■ App and web page records:
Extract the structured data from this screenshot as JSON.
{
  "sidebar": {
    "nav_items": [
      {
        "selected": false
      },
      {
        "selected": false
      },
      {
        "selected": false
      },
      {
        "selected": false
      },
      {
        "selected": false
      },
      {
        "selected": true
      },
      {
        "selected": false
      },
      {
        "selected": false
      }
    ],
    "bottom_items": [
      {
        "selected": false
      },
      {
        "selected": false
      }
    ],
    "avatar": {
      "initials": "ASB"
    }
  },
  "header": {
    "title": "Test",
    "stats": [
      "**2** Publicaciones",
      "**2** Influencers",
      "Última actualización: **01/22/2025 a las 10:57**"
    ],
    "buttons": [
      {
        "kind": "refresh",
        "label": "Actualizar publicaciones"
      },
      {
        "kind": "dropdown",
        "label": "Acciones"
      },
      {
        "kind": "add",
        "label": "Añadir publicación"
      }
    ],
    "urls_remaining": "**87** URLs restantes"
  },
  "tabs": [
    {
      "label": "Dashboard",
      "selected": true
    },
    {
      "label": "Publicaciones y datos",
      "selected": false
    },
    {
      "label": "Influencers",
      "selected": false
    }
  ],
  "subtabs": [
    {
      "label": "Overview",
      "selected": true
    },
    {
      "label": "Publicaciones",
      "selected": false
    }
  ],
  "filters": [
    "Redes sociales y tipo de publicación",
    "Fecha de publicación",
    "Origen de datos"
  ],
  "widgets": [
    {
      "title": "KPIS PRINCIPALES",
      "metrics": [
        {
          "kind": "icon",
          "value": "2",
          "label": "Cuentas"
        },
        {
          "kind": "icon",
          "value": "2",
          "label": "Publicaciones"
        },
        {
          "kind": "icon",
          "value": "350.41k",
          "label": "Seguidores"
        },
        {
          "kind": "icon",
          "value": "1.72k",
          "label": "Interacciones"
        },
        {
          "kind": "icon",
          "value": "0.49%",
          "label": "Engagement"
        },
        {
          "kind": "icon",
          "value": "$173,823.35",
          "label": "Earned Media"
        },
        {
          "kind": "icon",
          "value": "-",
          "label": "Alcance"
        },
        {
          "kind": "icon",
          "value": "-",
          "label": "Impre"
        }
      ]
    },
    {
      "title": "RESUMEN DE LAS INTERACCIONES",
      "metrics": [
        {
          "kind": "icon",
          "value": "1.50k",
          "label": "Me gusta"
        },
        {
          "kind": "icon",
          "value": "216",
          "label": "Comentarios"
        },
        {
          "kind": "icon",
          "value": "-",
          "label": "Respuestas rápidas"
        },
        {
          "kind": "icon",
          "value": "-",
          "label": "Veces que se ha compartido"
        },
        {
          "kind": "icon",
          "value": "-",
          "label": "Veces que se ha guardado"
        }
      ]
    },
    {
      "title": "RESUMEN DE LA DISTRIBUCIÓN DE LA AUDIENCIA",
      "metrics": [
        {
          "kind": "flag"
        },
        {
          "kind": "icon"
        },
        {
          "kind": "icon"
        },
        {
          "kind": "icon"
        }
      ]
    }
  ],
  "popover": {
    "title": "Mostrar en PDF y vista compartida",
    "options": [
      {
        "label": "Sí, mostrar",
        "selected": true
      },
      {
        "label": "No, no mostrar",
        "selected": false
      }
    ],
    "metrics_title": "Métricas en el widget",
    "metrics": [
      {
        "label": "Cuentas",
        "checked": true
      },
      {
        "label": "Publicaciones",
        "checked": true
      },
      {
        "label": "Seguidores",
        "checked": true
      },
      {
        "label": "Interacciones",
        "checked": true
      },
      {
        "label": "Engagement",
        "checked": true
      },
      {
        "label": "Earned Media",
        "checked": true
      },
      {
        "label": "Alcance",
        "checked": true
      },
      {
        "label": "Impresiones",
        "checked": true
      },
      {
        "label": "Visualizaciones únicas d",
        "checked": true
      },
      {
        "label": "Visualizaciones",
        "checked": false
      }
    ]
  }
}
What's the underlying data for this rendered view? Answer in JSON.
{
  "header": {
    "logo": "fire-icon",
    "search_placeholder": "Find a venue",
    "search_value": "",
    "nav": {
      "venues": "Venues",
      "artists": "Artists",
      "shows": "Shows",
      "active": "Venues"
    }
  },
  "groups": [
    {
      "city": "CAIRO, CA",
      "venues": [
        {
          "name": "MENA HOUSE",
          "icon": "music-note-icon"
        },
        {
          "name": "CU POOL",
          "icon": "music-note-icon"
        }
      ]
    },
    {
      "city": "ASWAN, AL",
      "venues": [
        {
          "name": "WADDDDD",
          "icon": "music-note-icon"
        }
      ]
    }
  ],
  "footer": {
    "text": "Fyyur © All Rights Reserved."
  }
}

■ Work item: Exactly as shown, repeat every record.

■ Exercise output:
Extract the structured data from this screenshot as JSON.
{
  "sidebar": {
    "nav_items": [
      {
        "selected": false
      },
      {
        "selected": false
      },
      {
        "selected": false
      },
      {
        "selected": false
      },
      {
        "selected": false
      },
      {
        "selected": true
      },
      {
        "selected": false
      },
      {
        "selected": false
      }
    ],
    "bottom_items": [
      {
        "selected": false
      },
      {
        "selected": false
      }
    ],
    "avatar": {
      "initials": "ASB"
    }
  },
  "header": {
    "title": "Test",
    "stats": [
      "**2** Publicaciones",
      "**2** Influencers",
      "Última actualización: **01/22/2025 a las 10:57**"
    ],
    "buttons": [
      {
        "kind": "refresh",
        "label": "Actualizar publicaciones"
      },
      {
        "kind": "dropdown",
        "label": "Acciones"
      },
      {
        "kind": "add",
        "label": "Añadir publicación"
      }
    ],
    "urls_remaining": "**87** URLs restantes"
  },
  "tabs": [
    {
      "label": "Dashboard",
      "selected": true
    },
    {
      "label": "Publicaciones y datos",
      "selected": false
    },
    {
      "label": "Influencers",
      "selected": false
    }
  ],
  "subtabs": [
    {
      "label": "Overview",
      "selected": true
    },
    {
      "label": "Publicaciones",
      "selected": false
    }
  ],
  "filters": [
    "Redes sociales y tipo de publicación",
    "Fecha de publicación",
    "Origen de datos"
  ],
  "widgets": [
    {
      "title": "KPIS PRINCIPALES",
      "metrics": [
        {
          "kind": "icon",
          "value": "2",
          "label": "Cuentas"
        },
        {
          "kind": "icon",
          "value": "2",
          "label": "Publicaciones"
        },
        {
          "kind": "icon",
          "value": "350.41k",
          "label": "Seguidores"
        },
        {
          "kind": "icon",
          "value": "1.72k",
          "label": "Interacciones"
        },
        {
          "kind": "icon",
          "value": "0.49%",
          "label": "Engagement"
        },
        {
          "kind": "icon",
          "value": "$173,823.35",
          "label": "Earned Media"
        },
        {
          "kind": "icon",
          "value": "-",
          "label": "Alcance"
        },
        {
          "kind": "icon",
          "value": "-",
          "label": "Impre"
        }
      ]
    },
    {
      "title": "RESUMEN DE LAS INTERACCIONES",
      "metrics": [
        {
          "kind": "icon",
          "value": "1.50k",
          "label": "Me gusta"
        },
        {
          "kind": "icon",
          "value": "216",
          "label": "Comentarios"
        },
        {
          "kind": "icon",
          "value": "-",
          "label": "Respuestas rápidas"
        },
        {
          "kind": "icon",
          "value": "-",
          "label": "Veces que se ha compartido"
        },
        {
          "kind": "icon",
          "value": "-",
          "label": "Veces que se ha guardado"
        }
      ]
    },
    {
      "title": "RESUMEN DE LA DISTRIBUCIÓN DE LA AUDIENCIA",
      "metrics": [
        {
          "kind": "flag"
        },
        {
          "kind": "icon"
        },
        {
          "kind": "icon"
        },
        {
          "kind": "icon"
        }
      ]
    }
  ],
  "popover": {
    "title": "Mostrar en PDF y vista compartida",
    "options": [
      {
        "label": "Sí, mostrar",
        "selected": true
      },
      {
        "label": "No, no mostrar",
        "selected": false
      }
    ],
    "metrics_title": "Métricas en el widget",
    "metrics": [
      {
        "label": "Cuentas",
        "checked": true
      },
      {
        "label": "Publicaciones",
        "checked": true
      },
      {
        "label": "Seguidores",
        "checked": true
      },
      {
        "label": "Interacciones",
        "checked": true
      },
      {
        "label": "Engagement",
        "checked": true
      },
      {
        "label": "Earned Media",
        "checked": true
      },
      {
        "label": "Alcance",
        "checked": true
      },
      {
        "label": "Impresiones",
        "checked": true
      },
      {
        "label": "Visualizaciones únicas d",
        "checked": true
      },
      {
        "label": "Visualizaciones",
        "checked": false
      }
    ]
  }
}
What's the underlying data for this rendered view? Answer in JSON.
{
  "header": {
    "logo": "fire-icon",
    "search_placeholder": "Find a venue",
    "search_value": "",
    "nav": {
      "venues": "Venues",
      "artists": "Artists",
      "shows": "Shows",
      "active": "Venues"
    }
  },
  "groups": [
    {
      "city": "CAIRO, CA",
      "venues": [
        {
          "name": "MENA HOUSE",
          "icon": "music-note-icon"
        },
        {
          "name": "CU POOL",
          "icon": "music-note-icon"
        }
      ]
    },
    {
      "city": "ASWAN, AL",
      "venues": [
        {
          "name": "WADDDDD",
          "icon": "music-note-icon"
        }
      ]
    }
  ],
  "footer": {
    "text": "Fyyur © All Rights Reserved."
  }
}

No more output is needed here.